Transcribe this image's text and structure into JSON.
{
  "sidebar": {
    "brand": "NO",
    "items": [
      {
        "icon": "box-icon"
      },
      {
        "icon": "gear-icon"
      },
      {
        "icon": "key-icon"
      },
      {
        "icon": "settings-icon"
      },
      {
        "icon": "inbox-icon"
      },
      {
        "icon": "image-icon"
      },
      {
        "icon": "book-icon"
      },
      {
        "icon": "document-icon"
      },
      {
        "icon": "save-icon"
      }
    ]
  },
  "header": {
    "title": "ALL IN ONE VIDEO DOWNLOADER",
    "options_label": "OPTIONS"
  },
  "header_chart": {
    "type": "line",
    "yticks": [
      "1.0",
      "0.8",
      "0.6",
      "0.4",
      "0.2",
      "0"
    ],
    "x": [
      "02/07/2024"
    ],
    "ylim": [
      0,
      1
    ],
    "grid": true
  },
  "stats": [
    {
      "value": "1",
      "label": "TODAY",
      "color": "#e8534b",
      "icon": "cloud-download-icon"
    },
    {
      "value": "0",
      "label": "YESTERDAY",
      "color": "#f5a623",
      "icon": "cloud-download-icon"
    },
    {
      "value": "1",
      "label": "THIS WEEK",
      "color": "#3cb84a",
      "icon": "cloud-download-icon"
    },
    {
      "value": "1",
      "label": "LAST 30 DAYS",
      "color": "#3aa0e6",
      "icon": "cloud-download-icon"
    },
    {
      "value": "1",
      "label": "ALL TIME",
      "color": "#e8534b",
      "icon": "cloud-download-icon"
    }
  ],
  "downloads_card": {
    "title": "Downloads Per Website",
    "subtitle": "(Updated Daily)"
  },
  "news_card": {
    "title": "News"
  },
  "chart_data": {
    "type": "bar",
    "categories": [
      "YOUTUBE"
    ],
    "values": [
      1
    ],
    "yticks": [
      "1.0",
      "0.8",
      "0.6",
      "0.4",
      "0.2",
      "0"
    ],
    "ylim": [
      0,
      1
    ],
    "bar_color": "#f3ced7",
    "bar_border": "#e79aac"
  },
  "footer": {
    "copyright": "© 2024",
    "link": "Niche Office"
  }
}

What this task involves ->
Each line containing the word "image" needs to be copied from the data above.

Expected answer ->
Transcribe this image's text and structure into JSON.
        "icon": "image-icon"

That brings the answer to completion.